Excerpts from an interface dataset
☆ ☆ ☆ ☆ ☆
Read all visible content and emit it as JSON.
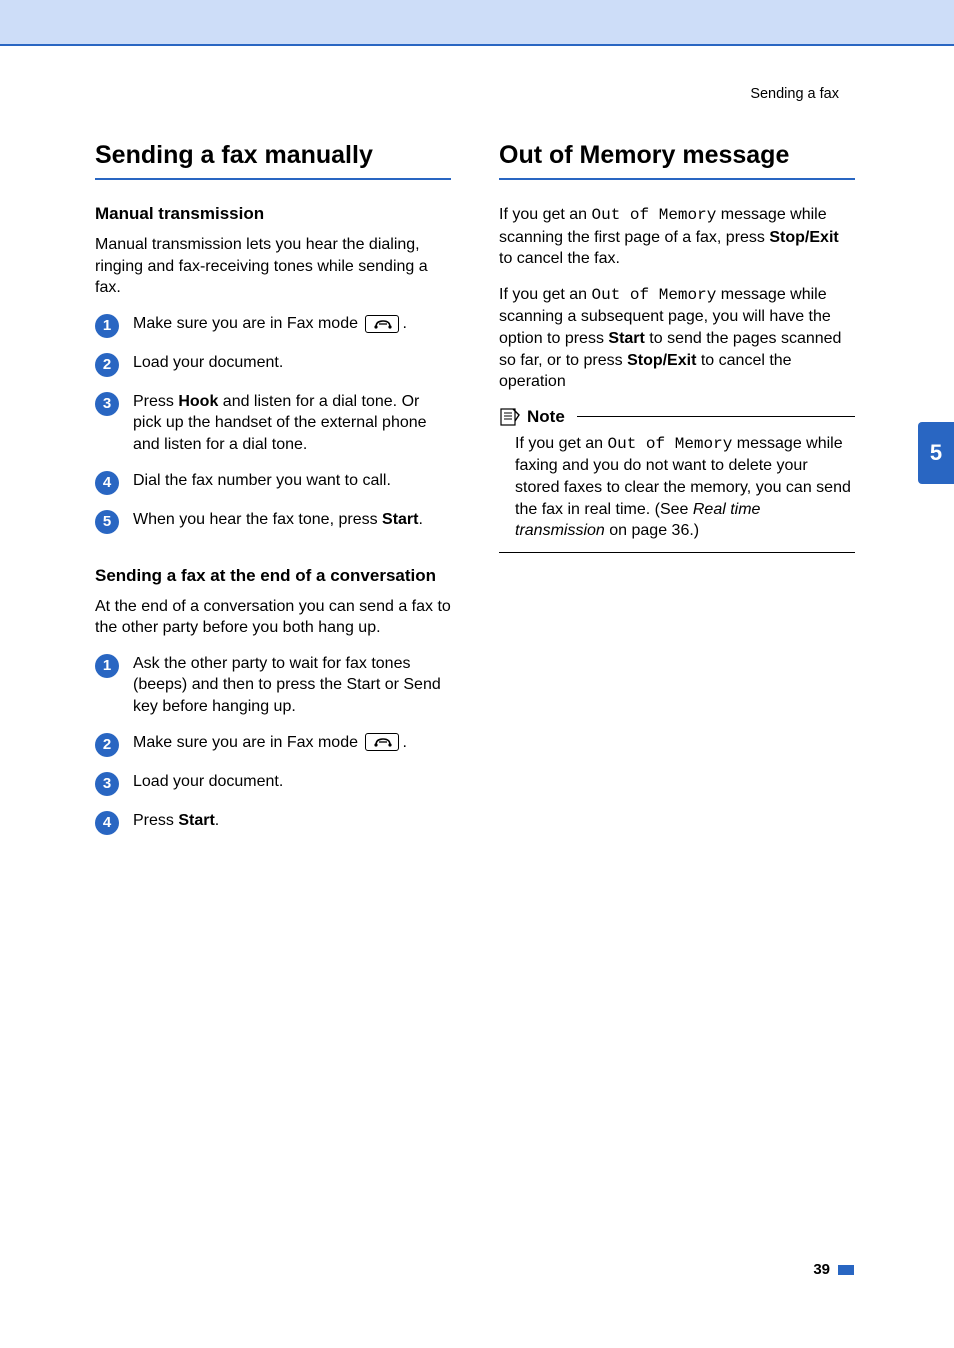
{
  "header": {
    "breadcrumb": "Sending a fax"
  },
  "side_tab": "5",
  "left": {
    "h1": "Sending a fax manually",
    "sec1": {
      "h2": "Manual transmission",
      "intro": "Manual transmission lets you hear the dialing, ringing and fax-receiving tones while sending a fax.",
      "steps": {
        "s1a": "Make sure you are in Fax mode ",
        "s1b": ".",
        "s2": "Load your document.",
        "s3a": "Press ",
        "s3b": "Hook",
        "s3c": " and listen for a dial tone. Or pick up the handset of the external phone and listen for a dial tone.",
        "s4": "Dial the fax number you want to call.",
        "s5a": "When you hear the fax tone, press ",
        "s5b": "Start",
        "s5c": "."
      }
    },
    "sec2": {
      "h2": "Sending a fax at the end of a conversation",
      "intro": "At the end of a conversation you can send a fax to the other party before you both hang up.",
      "steps": {
        "s1": "Ask the other party to wait for fax tones (beeps) and then to press the Start or Send key before hanging up.",
        "s2a": "Make sure you are in Fax mode ",
        "s2b": ".",
        "s3": "Load your document.",
        "s4a": "Press ",
        "s4b": "Start",
        "s4c": "."
      }
    }
  },
  "right": {
    "h1": "Out of Memory message",
    "p1a": "If you get an ",
    "p1b": "Out of Memory",
    "p1c": " message while scanning the first page of a fax, press ",
    "p1d": "Stop/Exit",
    "p1e": " to cancel the fax.",
    "p2a": " If you get an ",
    "p2b": "Out of Memory",
    "p2c": " message while scanning a subsequent page, you will have the option to press ",
    "p2d": "Start",
    "p2e": " to send the pages scanned so far, or to press ",
    "p2f": "Stop/Exit",
    "p2g": " to cancel the operation",
    "note": {
      "title": "Note",
      "b1": "If you get an ",
      "b2": "Out of Memory",
      "b3": " message while faxing and you do not want to delete your stored faxes to clear the memory, you can send the fax in real time. (See ",
      "b4": "Real time transmission",
      "b5": " on page 36.)"
    }
  },
  "footer": {
    "page": "39"
  }
}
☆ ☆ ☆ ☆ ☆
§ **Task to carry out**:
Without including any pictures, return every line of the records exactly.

§ **Answer**:
Read all visible content and emit it as JSON.
{
  "header": {
    "breadcrumb": "Sending a fax"
  },
  "side_tab": "5",
  "left": {
    "h1": "Sending a fax manually",
    "sec1": {
      "h2": "Manual transmission",
      "intro": "Manual transmission lets you hear the dialing, ringing and fax-receiving tones while sending a fax.",
      "steps": {
        "s1a": "Make sure you are in Fax mode ",
        "s1b": ".",
        "s2": "Load your document.",
        "s3a": "Press ",
        "s3b": "Hook",
        "s3c": " and listen for a dial tone. Or pick up the handset of the external phone and listen for a dial tone.",
        "s4": "Dial the fax number you want to call.",
        "s5a": "When you hear the fax tone, press ",
        "s5b": "Start",
        "s5c": "."
      }
    },
    "sec2": {
      "h2": "Sending a fax at the end of a conversation",
      "intro": "At the end of a conversation you can send a fax to the other party before you both hang up.",
      "steps": {
        "s1": "Ask the other party to wait for fax tones (beeps) and then to press the Start or Send key before hanging up.",
        "s2a": "Make sure you are in Fax mode ",
        "s2b": ".",
        "s3": "Load your document.",
        "s4a": "Press ",
        "s4b": "Start",
        "s4c": "."
      }
    }
  },
  "right": {
    "h1": "Out of Memory message",
    "p1a": "If you get an ",
    "p1b": "Out of Memory",
    "p1c": " message while scanning the first page of a fax, press ",
    "p1d": "Stop/Exit",
    "p1e": " to cancel the fax.",
    "p2a": " If you get an ",
    "p2b": "Out of Memory",
    "p2c": " message while scanning a subsequent page, you will have the option to press ",
    "p2d": "Start",
    "p2e": " to send the pages scanned so far, or to press ",
    "p2f": "Stop/Exit",
    "p2g": " to cancel the operation",
    "note": {
      "title": "Note",
      "b1": "If you get an ",
      "b2": "Out of Memory",
      "b3": " message while faxing and you do not want to delete your stored faxes to clear the memory, you can send the fax in real time. (See ",
      "b4": "Real time transmission",
      "b5": " on page 36.)"
    }
  },
  "footer": {
    "page": "39"
  }
}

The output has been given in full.